Work to be completed ::
Working from the listing below, pick each line containing the word "ALTER" and copy it.
*** Information provided
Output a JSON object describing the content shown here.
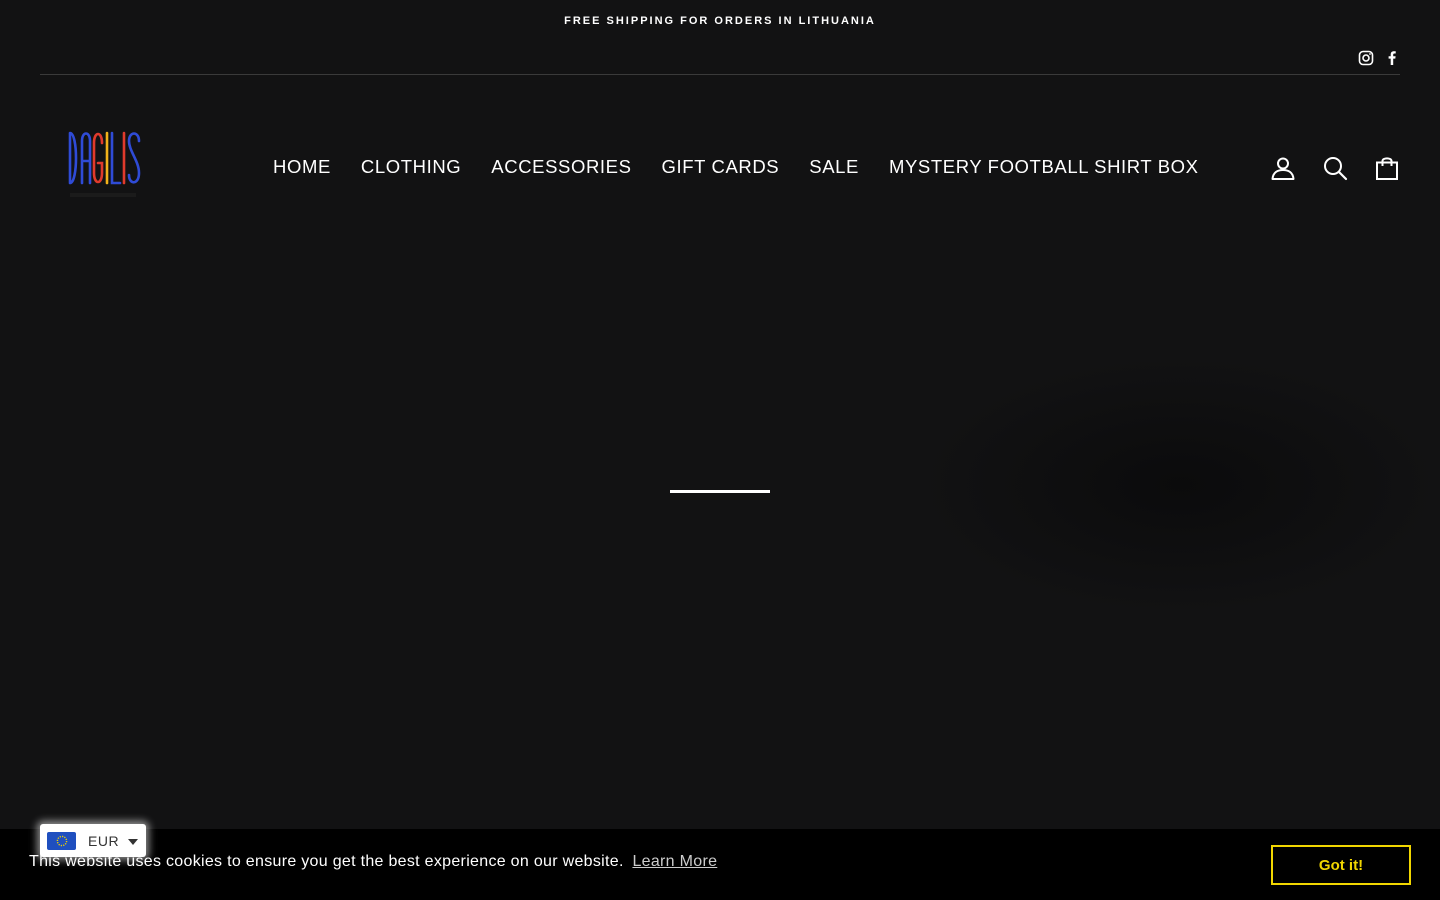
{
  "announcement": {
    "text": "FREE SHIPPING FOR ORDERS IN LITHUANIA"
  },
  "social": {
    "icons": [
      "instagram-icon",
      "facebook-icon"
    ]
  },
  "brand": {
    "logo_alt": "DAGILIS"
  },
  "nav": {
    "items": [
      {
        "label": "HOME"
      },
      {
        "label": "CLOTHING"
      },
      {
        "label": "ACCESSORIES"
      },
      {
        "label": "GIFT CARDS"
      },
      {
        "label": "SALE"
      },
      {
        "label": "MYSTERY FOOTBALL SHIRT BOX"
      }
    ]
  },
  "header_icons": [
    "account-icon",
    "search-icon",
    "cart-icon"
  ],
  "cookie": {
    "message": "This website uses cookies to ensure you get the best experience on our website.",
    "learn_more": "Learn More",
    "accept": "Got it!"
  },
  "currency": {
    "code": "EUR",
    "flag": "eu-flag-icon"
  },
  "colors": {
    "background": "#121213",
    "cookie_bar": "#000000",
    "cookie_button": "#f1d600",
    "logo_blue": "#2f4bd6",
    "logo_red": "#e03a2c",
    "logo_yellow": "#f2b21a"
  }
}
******
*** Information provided
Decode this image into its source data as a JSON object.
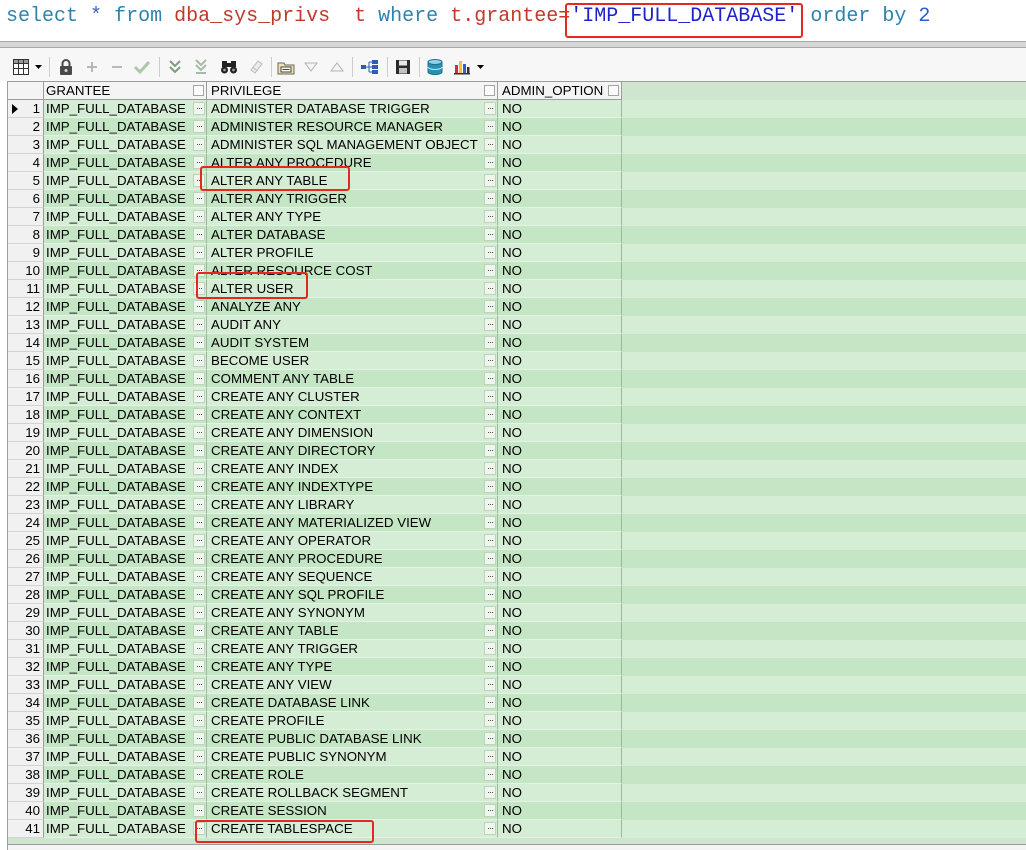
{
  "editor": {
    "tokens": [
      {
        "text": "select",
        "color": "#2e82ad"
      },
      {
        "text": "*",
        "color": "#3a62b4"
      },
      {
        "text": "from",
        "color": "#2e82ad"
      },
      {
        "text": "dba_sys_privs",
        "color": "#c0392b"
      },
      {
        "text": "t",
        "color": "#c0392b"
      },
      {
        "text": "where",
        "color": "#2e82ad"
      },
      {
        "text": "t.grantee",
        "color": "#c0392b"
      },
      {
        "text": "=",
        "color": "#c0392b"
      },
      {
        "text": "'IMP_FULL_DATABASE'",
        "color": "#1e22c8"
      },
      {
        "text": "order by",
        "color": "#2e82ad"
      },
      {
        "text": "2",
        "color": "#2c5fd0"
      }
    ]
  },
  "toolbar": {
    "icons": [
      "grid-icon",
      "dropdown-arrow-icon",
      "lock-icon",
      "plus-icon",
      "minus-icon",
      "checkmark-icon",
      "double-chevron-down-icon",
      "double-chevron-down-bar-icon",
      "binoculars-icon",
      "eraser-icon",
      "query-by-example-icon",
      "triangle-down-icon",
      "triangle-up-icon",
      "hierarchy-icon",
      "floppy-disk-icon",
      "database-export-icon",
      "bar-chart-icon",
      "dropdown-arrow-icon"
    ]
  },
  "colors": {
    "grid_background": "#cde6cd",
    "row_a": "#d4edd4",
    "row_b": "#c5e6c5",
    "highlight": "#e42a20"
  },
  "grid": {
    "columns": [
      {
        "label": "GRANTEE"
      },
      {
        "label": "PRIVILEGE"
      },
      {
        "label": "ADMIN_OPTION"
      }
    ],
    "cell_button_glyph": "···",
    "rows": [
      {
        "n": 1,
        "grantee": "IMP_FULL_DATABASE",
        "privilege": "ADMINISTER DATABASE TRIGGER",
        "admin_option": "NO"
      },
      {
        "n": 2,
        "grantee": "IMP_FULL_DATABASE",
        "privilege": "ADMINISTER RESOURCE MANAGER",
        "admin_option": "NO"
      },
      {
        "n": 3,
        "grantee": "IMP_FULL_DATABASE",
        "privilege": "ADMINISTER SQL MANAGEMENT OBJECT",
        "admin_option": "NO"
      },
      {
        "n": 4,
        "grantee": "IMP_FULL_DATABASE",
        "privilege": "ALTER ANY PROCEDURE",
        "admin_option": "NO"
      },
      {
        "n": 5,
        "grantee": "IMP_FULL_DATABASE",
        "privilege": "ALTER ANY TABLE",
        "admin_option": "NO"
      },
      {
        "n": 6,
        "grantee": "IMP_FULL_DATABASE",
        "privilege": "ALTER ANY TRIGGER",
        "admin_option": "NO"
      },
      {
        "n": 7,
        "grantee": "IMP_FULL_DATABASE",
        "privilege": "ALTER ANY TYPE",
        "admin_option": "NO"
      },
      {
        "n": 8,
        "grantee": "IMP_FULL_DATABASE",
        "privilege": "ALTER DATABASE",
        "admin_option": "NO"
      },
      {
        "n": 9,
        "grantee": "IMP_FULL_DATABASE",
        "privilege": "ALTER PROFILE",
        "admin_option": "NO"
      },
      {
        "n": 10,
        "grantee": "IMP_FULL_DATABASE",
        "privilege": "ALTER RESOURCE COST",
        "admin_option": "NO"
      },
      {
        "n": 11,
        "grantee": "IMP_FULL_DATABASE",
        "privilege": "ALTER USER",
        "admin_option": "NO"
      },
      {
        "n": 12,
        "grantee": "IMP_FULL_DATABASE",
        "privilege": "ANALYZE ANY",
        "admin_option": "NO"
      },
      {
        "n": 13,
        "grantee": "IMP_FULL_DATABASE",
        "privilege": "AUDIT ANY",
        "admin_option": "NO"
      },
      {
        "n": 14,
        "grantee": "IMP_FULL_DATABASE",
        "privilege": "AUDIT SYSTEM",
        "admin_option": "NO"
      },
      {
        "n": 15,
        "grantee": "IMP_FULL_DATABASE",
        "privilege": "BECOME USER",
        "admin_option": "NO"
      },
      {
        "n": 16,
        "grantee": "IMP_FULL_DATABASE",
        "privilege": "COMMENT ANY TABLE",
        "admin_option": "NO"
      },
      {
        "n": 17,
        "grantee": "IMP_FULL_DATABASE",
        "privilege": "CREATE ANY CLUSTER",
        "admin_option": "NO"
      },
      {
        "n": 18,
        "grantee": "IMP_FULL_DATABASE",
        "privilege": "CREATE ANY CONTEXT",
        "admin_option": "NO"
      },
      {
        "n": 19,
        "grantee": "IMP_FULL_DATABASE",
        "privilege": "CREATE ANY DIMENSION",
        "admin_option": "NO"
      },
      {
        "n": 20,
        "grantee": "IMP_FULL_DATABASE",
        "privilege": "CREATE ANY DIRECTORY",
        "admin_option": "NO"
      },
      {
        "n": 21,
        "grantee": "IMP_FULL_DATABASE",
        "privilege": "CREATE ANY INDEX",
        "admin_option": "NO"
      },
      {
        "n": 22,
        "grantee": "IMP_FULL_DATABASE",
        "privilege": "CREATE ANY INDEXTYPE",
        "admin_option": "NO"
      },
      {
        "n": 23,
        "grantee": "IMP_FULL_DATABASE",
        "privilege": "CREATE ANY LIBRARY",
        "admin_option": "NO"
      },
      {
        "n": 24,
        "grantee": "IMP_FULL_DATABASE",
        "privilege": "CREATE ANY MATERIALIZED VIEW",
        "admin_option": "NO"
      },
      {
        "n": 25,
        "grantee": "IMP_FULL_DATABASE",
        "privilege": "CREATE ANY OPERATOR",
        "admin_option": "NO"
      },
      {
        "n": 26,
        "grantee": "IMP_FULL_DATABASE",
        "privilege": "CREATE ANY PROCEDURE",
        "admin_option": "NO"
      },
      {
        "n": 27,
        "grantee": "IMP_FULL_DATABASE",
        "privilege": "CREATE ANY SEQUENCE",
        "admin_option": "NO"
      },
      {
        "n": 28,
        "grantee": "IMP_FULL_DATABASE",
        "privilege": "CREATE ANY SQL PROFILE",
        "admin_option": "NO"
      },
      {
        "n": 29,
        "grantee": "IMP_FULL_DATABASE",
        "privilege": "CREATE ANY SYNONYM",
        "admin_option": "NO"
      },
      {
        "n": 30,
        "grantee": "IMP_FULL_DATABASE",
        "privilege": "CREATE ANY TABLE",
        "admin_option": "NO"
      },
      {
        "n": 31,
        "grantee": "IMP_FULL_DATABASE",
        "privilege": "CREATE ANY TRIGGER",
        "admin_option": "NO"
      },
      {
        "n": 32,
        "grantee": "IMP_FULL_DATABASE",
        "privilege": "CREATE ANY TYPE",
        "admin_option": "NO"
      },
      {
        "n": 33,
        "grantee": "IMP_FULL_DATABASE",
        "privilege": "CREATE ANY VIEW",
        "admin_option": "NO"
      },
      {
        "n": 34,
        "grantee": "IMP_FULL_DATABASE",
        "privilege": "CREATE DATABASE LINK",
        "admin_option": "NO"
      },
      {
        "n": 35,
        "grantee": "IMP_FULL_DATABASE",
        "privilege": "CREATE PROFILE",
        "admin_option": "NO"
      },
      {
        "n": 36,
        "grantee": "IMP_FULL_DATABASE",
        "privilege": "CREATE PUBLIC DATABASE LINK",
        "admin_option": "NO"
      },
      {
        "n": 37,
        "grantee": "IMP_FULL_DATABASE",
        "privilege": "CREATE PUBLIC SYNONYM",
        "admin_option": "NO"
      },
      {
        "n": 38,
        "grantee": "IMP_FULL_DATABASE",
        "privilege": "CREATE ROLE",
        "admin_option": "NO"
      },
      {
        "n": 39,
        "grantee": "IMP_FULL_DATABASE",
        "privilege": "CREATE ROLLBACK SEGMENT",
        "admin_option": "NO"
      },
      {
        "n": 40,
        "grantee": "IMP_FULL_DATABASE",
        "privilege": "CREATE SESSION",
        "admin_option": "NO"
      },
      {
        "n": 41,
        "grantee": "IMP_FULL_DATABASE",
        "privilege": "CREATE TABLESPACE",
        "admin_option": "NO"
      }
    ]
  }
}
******
Result of the task ::
        "privilege": "ALTER ANY PROCEDURE",
        "privilege": "ALTER ANY TABLE",
        "privilege": "ALTER ANY TRIGGER",
        "privilege": "ALTER ANY TYPE",
        "privilege": "ALTER DATABASE",
        "privilege": "ALTER PROFILE",
        "privilege": "ALTER RESOURCE COST",
        "privilege": "ALTER USER",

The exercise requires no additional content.